Millions of Americans rely on 401(k) plans to help them save for retirement at work, but many 401(k) plans so many fund selections that it can be hard to figure out which ones are right for you. With limited financial education resources available to workers, many employees end up confused about how to make the right move. With that in mind, let's look at three things you should consider in selecting the best investments available in your 401(k) plan.
1. Keep it simple.
The first key to 401(k) investing is understanding that just because your 401(k) might offer dozens of different fund options, you don't have to choose all of them. Instead, it pays to be discriminating, and often, you'll find that you can get by with just one or two funds -- regardless of how many are available.
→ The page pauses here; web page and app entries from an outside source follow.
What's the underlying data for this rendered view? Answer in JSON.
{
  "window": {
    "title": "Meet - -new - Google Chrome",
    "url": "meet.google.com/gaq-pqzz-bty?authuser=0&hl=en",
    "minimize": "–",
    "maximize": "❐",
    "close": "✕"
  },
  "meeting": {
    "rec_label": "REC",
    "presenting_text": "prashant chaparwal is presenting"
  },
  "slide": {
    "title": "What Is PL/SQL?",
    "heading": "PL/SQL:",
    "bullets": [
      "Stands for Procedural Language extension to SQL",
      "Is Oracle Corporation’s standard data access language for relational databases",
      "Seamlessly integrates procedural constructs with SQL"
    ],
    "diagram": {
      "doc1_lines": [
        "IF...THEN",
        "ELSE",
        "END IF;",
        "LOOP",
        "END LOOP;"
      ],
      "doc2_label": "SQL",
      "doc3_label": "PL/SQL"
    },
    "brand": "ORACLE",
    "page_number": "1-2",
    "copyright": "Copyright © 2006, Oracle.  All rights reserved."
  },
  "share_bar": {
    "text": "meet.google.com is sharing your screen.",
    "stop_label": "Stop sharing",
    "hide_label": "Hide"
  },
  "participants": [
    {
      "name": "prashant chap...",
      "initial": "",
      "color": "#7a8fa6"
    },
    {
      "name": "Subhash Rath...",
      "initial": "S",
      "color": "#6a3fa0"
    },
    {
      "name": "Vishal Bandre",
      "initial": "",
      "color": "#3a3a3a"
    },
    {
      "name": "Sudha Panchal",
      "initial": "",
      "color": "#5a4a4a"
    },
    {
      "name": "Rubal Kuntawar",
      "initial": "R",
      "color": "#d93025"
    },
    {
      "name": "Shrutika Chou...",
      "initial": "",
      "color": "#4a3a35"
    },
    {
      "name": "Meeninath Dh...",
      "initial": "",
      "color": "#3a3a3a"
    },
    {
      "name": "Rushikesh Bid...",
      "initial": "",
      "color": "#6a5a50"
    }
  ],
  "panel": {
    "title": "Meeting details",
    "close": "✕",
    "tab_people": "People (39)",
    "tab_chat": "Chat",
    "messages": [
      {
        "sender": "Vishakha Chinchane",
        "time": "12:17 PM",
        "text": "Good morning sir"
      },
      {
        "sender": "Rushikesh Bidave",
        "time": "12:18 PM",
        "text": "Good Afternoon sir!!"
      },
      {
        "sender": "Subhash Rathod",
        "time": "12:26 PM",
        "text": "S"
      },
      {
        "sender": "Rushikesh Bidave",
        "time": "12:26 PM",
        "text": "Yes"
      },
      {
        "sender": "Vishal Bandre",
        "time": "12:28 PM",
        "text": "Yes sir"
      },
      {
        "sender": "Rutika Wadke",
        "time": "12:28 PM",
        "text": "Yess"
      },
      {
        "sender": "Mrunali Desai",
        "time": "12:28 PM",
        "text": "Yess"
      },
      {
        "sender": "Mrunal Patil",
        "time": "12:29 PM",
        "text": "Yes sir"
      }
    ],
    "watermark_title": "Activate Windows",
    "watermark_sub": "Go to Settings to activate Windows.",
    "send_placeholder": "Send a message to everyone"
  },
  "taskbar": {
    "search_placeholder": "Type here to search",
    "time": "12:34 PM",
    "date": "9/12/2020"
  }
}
In particular, two types of investments lend themselves to a simple approach. First, target-date retirement funds give investors a tailor-made portfolio geared toward their current age and expected retirement date, automatically shifting their mix of investments from aggressive early in your career to conservative as you approach retirement. An alternative to the target-date fund is the simple asset-allocation fund, which offers a balanced investing approach in a range of different investments. Asset allocation funds don't automatically change their strategy as you approach retirement, though, so you'll have to take on that responsibility on your own.
Even if you decide to go with multiple funds, keep in mind that many funds own similar assets. For instance, you might think you have a diversified retirement portfolio if you own several different stock mutual funds. But if you look at their holdings, you might find the same positions in each -- making it much less useful for diversification than you'd think.
2. Be a cheapskate.
When it comes to 401(k) investment options, one of the biggest complaints is that they're often expensive. Especially with small employers, the companies that help set up 401(k) plans can essentially shift costs onto workers by offering only high-cost fund options.
As a worker, it's up to you to look at economizing where you can. Index funds usually have cheaper expenses than actively managed funds, and over time, most of them tend to outperform their active counterparts. Often, it's simply a case of every dollar you pay an investment professional in fees and expenses being one less dollar you have in your retirement nest egg at the end of your career. So even if your 401(k) has only one attractively inexpensive choice, take a good look at it, and if it fits your needs, don't hesitate to use it.
3. Go outside the box.
Many employers have started to realize that their employees want more flexibility in their investment options. In response, they've adopted 401(k) plans that not only offer mutual funds but also make brokerage options available to their participants. These brokerage choices can give you access to individual stocks, exchange-traded funds, and other investments that you won't typically find in most 401(k) plans.
Taking advantage of a brokerage option can let you tailor your investments to much greater detail than 401(k) plans that offer only funds. But be sure to check the fine print, because some of the brokers that help employers set up and administer 401(k) plans impose much higher fees on stock trades in worker accounts than you'd pay for a regular discount brokerage account. As long as you don't actively trade too frequently, though, even a higher-cost brokerage option can end up being preferable to a mediocre selection of funds.
401(k) plans are notorious for having lackluster choices of investments. By keeping these three rules in mind, though, you'll usually find an acceptable way to invest for your retirement.
Dan Caplinger has no position in any stocks mentioned. The Motley Fool has no position in any of the stocks mentioned. Try any of our Foolish newsletter services free for 30 days. We Fools may not all hold the same opinions, but we all believe that considering a diverse range of insights makes us better investors. The Motley Fool has a disclosure policy.